Let me take you through a quick history of corporate social responsibility. Some may think it’s a new idea, a fad, or a recent breakthrough in thinking. But it goes as far back as the late 1800s. Evidence of corporate socially responsible practices among industrialized corporations can be found in some of our most familiar company names. For instance, take the Sears Roebuck Company, a company that was near bankruptcy when Julius Rosenwald, joined the company in 1895.
During his tenure as vice president, treasurer, and then president, Rosenwald grew the company from a failing $750,000 a year corporation to over $50 million. As part of his growth plan, Rosenwald invested a lot of Sears’ money into society, specifically agriculture. Rosenwald understood that the growth of Sears Roebuck was wholly dependent on the growth and wellbeing of the company’s customer- the American Farmer and its field hands. And so he invested in his company by investing in his customer, through their societal, educational, and family needs.
Why Rosenwald did this was not ‘termed’ corporate social responsibility until 1953 with the publication of the book ‘Social Responsibility of Businessmen’ by economist and college president Howard R. Bowen.
But still, the term languished, without much fanfare for about a decade, until the phrase was reinvigorated in the ’60s and 70’s around the time when big international companies faced anti-corporate sentiments because of environmental and human rights issues. In fact, companies faced large-scale boycotts of their goods and services to force change among corporate practices affecting society and the environment.
Through the ’80s discussion of the concept of CSR grew. During that time, most socially responsible behavior was positioned as a philanthropic activity based on a company’s fixed budget that was allocated to support nonprofit organizations – mostly doing so to “look good”. These funds were sometimes allocated to many organizations with the idea that to satisfy as many interest groups and to gain as much visibility as possible was a beneficial goal. The commitment was usually short-term and restricted to making donations that were heavily influenced by the wishes of the senior management of the organization, and mostly to bring about a marketing position through brand awareness at nonprofit events.

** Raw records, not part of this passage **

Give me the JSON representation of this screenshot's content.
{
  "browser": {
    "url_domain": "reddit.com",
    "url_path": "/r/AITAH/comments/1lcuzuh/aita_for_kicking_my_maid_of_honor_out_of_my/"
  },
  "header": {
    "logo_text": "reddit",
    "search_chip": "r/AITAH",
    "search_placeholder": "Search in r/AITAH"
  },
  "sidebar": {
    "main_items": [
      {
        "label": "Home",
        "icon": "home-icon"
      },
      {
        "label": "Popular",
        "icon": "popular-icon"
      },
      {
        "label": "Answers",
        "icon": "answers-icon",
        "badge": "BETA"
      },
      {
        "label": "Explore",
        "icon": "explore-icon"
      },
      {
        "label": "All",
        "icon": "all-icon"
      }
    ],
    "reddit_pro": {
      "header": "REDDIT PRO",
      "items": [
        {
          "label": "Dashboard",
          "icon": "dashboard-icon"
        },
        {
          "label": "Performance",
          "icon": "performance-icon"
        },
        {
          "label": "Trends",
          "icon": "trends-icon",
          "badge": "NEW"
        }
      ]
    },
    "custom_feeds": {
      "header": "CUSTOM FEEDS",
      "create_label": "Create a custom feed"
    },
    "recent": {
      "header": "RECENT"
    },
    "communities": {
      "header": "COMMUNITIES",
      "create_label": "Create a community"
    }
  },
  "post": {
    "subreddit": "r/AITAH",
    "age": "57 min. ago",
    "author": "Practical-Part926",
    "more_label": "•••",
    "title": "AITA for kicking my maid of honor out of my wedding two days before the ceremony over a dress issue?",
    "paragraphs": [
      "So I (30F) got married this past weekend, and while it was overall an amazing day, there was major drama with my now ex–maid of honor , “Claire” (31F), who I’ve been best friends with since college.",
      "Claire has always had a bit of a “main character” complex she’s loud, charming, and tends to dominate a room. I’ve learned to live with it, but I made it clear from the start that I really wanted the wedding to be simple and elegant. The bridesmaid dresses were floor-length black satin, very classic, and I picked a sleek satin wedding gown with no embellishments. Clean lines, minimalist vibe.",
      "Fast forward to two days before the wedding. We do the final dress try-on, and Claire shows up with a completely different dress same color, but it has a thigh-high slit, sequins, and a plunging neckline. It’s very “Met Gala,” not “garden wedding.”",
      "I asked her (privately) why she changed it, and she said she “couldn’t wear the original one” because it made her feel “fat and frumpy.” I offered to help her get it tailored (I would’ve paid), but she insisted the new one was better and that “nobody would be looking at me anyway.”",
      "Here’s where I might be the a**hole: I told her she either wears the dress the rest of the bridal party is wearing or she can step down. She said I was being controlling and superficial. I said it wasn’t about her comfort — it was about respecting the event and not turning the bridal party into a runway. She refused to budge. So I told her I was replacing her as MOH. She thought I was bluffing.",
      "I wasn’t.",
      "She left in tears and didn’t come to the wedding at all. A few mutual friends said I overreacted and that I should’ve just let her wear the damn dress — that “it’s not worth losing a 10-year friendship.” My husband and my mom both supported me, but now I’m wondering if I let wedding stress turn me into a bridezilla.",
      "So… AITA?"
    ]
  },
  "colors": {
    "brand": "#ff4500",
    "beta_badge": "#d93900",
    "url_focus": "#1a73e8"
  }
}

Then in 1989, Ben and Jerry have distributed the first-ever Social Responsibility Annual Report. People took notice because it authentically calculated Ben and Jerry’s business practices and policies that lead to meaningful outcomes for society and the environment and to bottom-line financial benefits to the company and the communities it supported.
Academic exploration, corporate research, and charitable interest in CSR began to escalate at a rapid rate. In 1992 the Earth Summit in Rio was a key moment in the evolution of CSR. At this Summit, it was reported that “the level of corporate involvement in the summit was unprecedented, unlike anything ever seen before, with a coalition of 48 companies coming together to establish a new coalition, the Business Council for Sustainable Development (BCSD)”. This coalition placed the academic and financial exploration of CSR culture on the map in a way no other group or company had been able to do before. The BCSD would later become the World Business Council on Sustainable Development (WBCSD) which continues to be an authority in CSR and have a tremendous influence on the corporate social responsibility stage.
Since that time, corporate social responsibility as an essential and important business practice has moved from discussion in the cubicles of most corporations to a presence in the board room and a position on the balance sheet of almost all company’s large and small.